Exercise description → Report the lines of the material that carry the string "Дополнительно".

*** Task material ***

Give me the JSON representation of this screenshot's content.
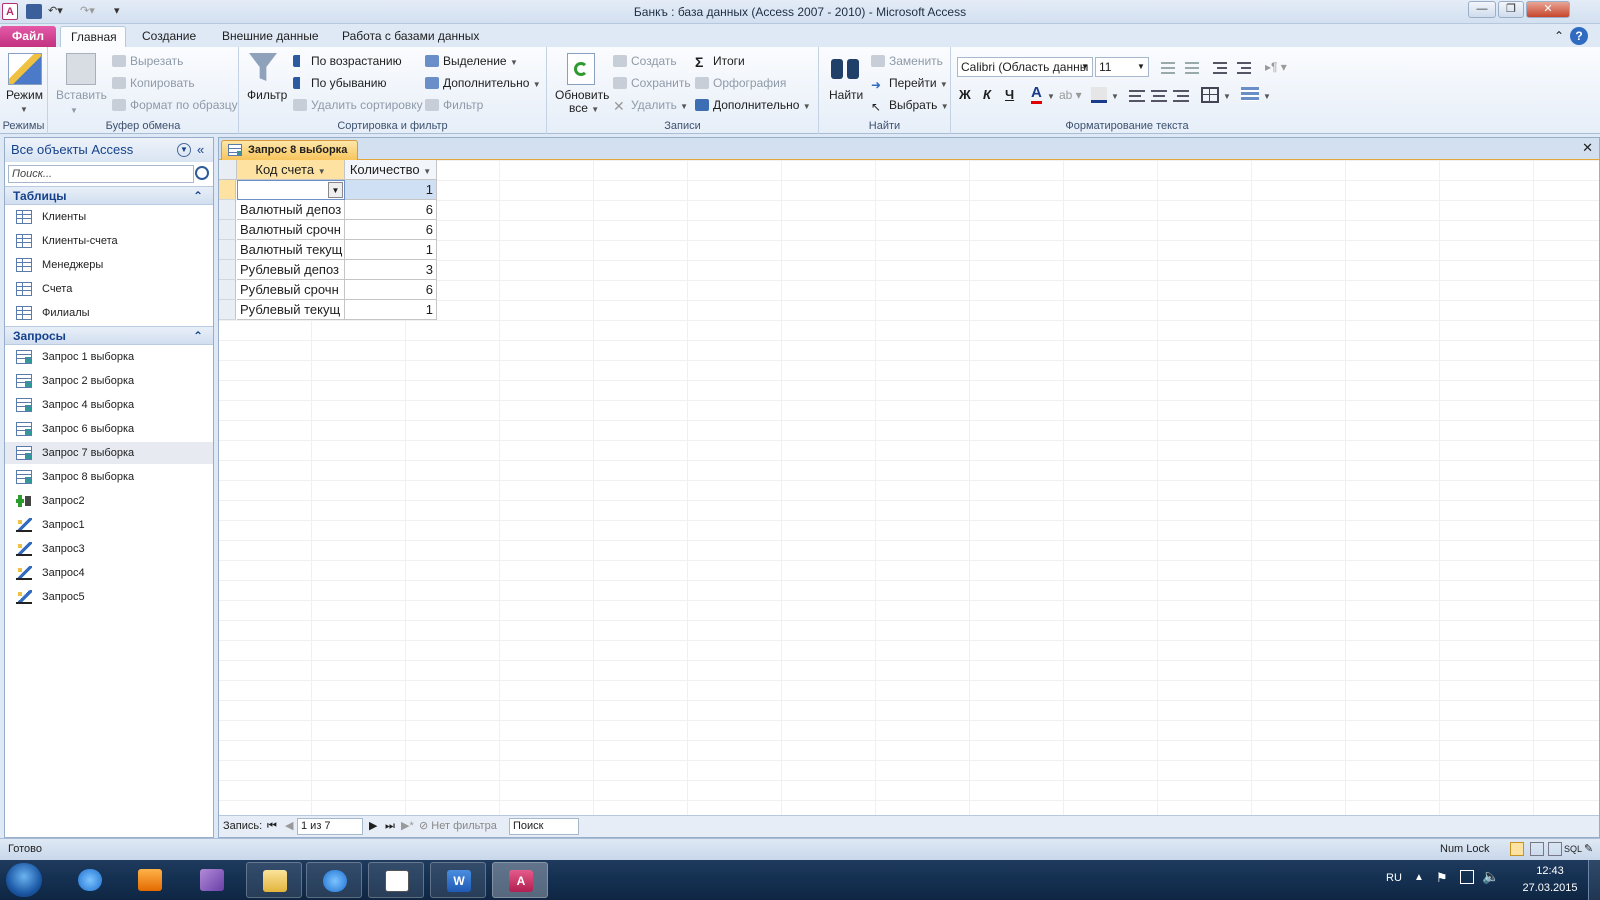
{
  "window": {
    "title": "Банкъ : база данных (Access 2007 - 2010)  -  Microsoft Access",
    "app_icon": "A",
    "buttons": {
      "minimize": "—",
      "restore": "❐",
      "close": "✕"
    }
  },
  "tabs": [
    "Файл",
    "Главная",
    "Создание",
    "Внешние данные",
    "Работа с базами данных"
  ],
  "ribbon": {
    "views": {
      "label": "Режим",
      "group": "Режимы"
    },
    "clipboard": {
      "paste": "Вставить",
      "cut": "Вырезать",
      "copy": "Копировать",
      "format_painter": "Формат по образцу",
      "group": "Буфер обмена"
    },
    "sort_filter": {
      "filter": "Фильтр",
      "ascending": "По возрастанию",
      "descending": "По убыванию",
      "remove_sort": "Удалить сортировку",
      "selection": "Выделение",
      "advanced": "Дополнительно",
      "toggle_filter": "Фильтр",
      "group": "Сортировка и фильтр"
    },
    "records": {
      "refresh": "Обновить",
      "refresh2": "все",
      "new": "Создать",
      "save": "Сохранить",
      "delete": "Удалить",
      "totals": "Итоги",
      "spelling": "Орфография",
      "more": "Дополнительно",
      "group": "Записи"
    },
    "find": {
      "find": "Найти",
      "replace": "Заменить",
      "goto": "Перейти",
      "select": "Выбрать",
      "group": "Найти"
    },
    "text_format": {
      "font": "Calibri (Область данны",
      "size": "11",
      "bold": "Ж",
      "italic": "К",
      "underline": "Ч",
      "group": "Форматирование текста"
    }
  },
  "nav": {
    "title": "Все объекты Access",
    "search_placeholder": "Поиск...",
    "tables_header": "Таблицы",
    "tables": [
      "Клиенты",
      "Клиенты-счета",
      "Менеджеры",
      "Счета",
      "Филиалы"
    ],
    "queries_header": "Запросы",
    "queries": [
      "Запрос 1 выборка",
      "Запрос 2 выборка",
      "Запрос 4 выборка",
      "Запрос 6 выборка",
      "Запрос 7 выборка",
      "Запрос 8 выборка",
      "Запрос2",
      "Запрос1",
      "Запрос3",
      "Запрос4",
      "Запрос5"
    ]
  },
  "document": {
    "tab_title": "Запрос 8 выборка",
    "columns": [
      "Код счета",
      "Количество"
    ],
    "rows": [
      [
        "",
        "1"
      ],
      [
        "Валютный депоз",
        "6"
      ],
      [
        "Валютный срочн",
        "6"
      ],
      [
        "Валютный текущ",
        "1"
      ],
      [
        "Рублевый депоз",
        "3"
      ],
      [
        "Рублевый срочн",
        "6"
      ],
      [
        "Рублевый текущ",
        "1"
      ]
    ],
    "record_nav": {
      "label": "Запись:",
      "position": "1 из 7",
      "filter": "Нет фильтра",
      "search": "Поиск"
    }
  },
  "status": {
    "text": "Готово",
    "numlock": "Num Lock"
  },
  "taskbar": {
    "lang": "RU",
    "time": "12:43",
    "date": "27.03.2015"
  },
  "colors": {
    "accent_file": "#c0307e",
    "active_tab": "#f8c45c",
    "header_cell": "#fde2a2"
  }
}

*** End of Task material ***

Task response →
      "advanced": "Дополнительно",
      "more": "Дополнительно",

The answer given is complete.